Rios, 38, is a Spanish comic book artist who established herself in the comic world by self-publishing her series A Prueba de Balas [Bulletproof]. Rios’ first major work for Marvel was Dr. Strange. Her artwork has also appeared in Marvel’s Runaways, Spider-Man, and Girl Comics.
“I’m a big fan of Emma Rios. She is amazing,” said Espinoza. “She has this complicated style that is always really descriptive and overly detailed, but it’s very beautiful to look at.”
Recently, Rios has been the co-creator with Kelly Sue DeConnick of the western revenge fantasy series Pretty Deadly, a story of retribution between Death and his daughter in the Old West. Influenced by a mix of magical folklore and spaghetti western film, Pretty Deadly is the definitive father-daughter showdown. This is Rios and DeConnick’s second collaboration, the first being the very acclaimed Osborn.

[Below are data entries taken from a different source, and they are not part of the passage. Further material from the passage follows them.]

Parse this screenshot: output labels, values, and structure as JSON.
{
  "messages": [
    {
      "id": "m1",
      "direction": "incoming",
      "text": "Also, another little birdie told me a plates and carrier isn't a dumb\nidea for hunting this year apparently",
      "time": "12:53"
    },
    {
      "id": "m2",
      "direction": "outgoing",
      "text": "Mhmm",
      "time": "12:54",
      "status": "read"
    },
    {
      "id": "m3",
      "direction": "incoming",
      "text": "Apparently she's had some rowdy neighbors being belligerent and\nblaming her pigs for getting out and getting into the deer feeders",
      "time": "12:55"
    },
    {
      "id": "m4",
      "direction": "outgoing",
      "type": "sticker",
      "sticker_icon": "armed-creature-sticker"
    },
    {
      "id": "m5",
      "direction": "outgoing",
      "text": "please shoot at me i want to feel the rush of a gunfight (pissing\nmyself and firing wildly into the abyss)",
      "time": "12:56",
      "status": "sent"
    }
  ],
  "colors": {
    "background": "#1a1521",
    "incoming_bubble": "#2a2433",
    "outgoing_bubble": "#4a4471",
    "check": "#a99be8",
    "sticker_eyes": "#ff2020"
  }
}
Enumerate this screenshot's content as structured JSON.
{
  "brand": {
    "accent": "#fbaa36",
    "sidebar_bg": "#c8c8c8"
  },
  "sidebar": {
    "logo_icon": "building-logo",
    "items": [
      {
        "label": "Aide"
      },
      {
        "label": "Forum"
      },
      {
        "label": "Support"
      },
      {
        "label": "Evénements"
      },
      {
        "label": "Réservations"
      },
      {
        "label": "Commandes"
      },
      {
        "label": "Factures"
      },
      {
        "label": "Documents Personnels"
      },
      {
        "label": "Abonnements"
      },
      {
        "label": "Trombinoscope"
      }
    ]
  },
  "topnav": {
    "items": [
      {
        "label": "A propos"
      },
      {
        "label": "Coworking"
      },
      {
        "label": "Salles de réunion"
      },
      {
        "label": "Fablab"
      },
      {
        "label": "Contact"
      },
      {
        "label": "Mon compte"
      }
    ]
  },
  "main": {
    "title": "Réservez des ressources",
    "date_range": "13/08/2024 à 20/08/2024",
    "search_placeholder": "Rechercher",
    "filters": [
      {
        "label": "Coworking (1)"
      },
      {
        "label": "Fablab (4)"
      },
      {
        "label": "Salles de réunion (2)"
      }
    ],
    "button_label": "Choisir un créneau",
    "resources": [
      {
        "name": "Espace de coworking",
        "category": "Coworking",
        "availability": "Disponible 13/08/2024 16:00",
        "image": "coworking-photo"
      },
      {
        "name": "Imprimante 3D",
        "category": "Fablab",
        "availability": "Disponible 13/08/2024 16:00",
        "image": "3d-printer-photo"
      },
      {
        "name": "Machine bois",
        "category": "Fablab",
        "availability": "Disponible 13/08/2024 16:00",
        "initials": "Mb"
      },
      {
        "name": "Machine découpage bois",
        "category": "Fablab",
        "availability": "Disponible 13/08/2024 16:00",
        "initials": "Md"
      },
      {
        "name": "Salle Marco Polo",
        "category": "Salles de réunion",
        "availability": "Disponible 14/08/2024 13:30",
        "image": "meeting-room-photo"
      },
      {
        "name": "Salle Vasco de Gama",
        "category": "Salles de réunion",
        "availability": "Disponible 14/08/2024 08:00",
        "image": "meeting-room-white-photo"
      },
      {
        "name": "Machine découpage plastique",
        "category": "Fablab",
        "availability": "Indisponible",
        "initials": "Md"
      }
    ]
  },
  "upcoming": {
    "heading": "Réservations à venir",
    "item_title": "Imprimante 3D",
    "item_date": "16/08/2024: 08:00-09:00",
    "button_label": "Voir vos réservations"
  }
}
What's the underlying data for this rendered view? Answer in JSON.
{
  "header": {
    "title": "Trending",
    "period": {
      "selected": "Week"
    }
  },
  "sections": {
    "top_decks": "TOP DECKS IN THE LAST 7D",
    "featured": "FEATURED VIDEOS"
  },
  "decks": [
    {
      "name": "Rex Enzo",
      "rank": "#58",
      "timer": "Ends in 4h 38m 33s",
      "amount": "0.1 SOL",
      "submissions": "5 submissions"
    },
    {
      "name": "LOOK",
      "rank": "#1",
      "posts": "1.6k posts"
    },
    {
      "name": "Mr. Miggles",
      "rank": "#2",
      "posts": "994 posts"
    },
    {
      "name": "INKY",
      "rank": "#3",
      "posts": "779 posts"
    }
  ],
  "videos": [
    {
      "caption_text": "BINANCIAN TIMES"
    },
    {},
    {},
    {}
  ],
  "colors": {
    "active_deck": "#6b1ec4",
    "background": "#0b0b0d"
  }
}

This year, Rios is nominated for the 2014 Eisner Comic Industry Award in the categories best penciler/inker and best cover artist for her artwork in Pretty Deadly.
Work to check out:
- Pretty Deadly Vol. 1 (Image Comics) $7.78
- Dr. Strange: Season One (Marvel) $7.04
- Osborn: Evil Incarcerated (Marvel) $13.58
KELLY SUE DECONNICK
DeConnick is an American comic book writer, editor, and English language adapter of manga. DeConnick has written for the series Ghost for Dark Horse Comics and Avengers Assemble for Marvel.
DeConnick is a proud feminist and vocal about the representation of minorities and women not only in comic books, but also within the industry as a whole. While more female titles are being created, men still write the majority. DeConnick emphasizes that minorities and women should tell those stories too.
“I appreciate and I am proud of the progress that’s being made and I don’t want to sweep it under the table,” said DeConnick during a Comic Con panel. “But this job ain’t done. Nobody sit down!”
In 2012, Marvel renamed their character Ms. Marvel to Captain Marvel. After the change, DeConnick took over the series and has turned Captain Marvel into one of the most powerful and popular heroines among women and men in the Marvel universe.
This year, DeConnick is nominated for the 2014 Eisner Comic Industry Award in the category best writer for Pretty Deadly.
Work to check out:
- Captain Marvel, Vol. 1: In Pursuit of Flight (Marvel) $11.84
- Ghost Vol. 1: In the Smoke and Din (Dark Horse) $12.08
- Avengers Assemble: Science Bros (Marvel) $12.89
Simone, 39, is an American comic book writer known for her work in Marvel’s Deadpool, DC’s Birds of Prey, and coining the term “Women in Refrigerators.”
“Women in Refrigerators” was Simone’s response to the horrific murder of one of Green Lantern’s girlfriends whose body was stuffed in a refrigerator. Simone created a website where she catalogued a list of murders, rapes and other terrible deaths of female comic characters. The site suggests that writers and publishers should be more mindful of what is and is not necessary for plot.
“These are superheroines who have been either depowered, raped, or cut up and stuck in the refrigerator,” says Simone on her website. “Some have been revived, even improved—although the question remains as to why they were thrown in the wood chipper in the first place.”
Simone is noted as Wonder Woman’s longest-running female writer from 2007-2010. In 2009, Simone was inducted into the Friends of Lulu’s Female Comic Creator’s Hall Of Fame, that recognizes the people and projects that helped to open eyes and minds to the amazing comic and cartooning work by and/or about women.
In 2011, Simone became the writer of Batgirl and continues to be DC’s top-selling female-led title in the New 52, selling better than the majority of DC’s line. The first collected graphic novel of the book landed at #4 on the NY Times hardcover graphic books best-seller lists in 2012.
Work to check out:
- Birds of Prey, Vol. 1: Of Like Minds (DC) $38.29
- New 52: Batgirl Vol. 1: The Darkest Reflection (DC) $9.48
- Red Sonja TPB (Dynamite Entertainment) $15.95
Follow Simone on Twitter
Photos by: Marvel Comics/Creative Commons, foxy-voxy/Creative Commons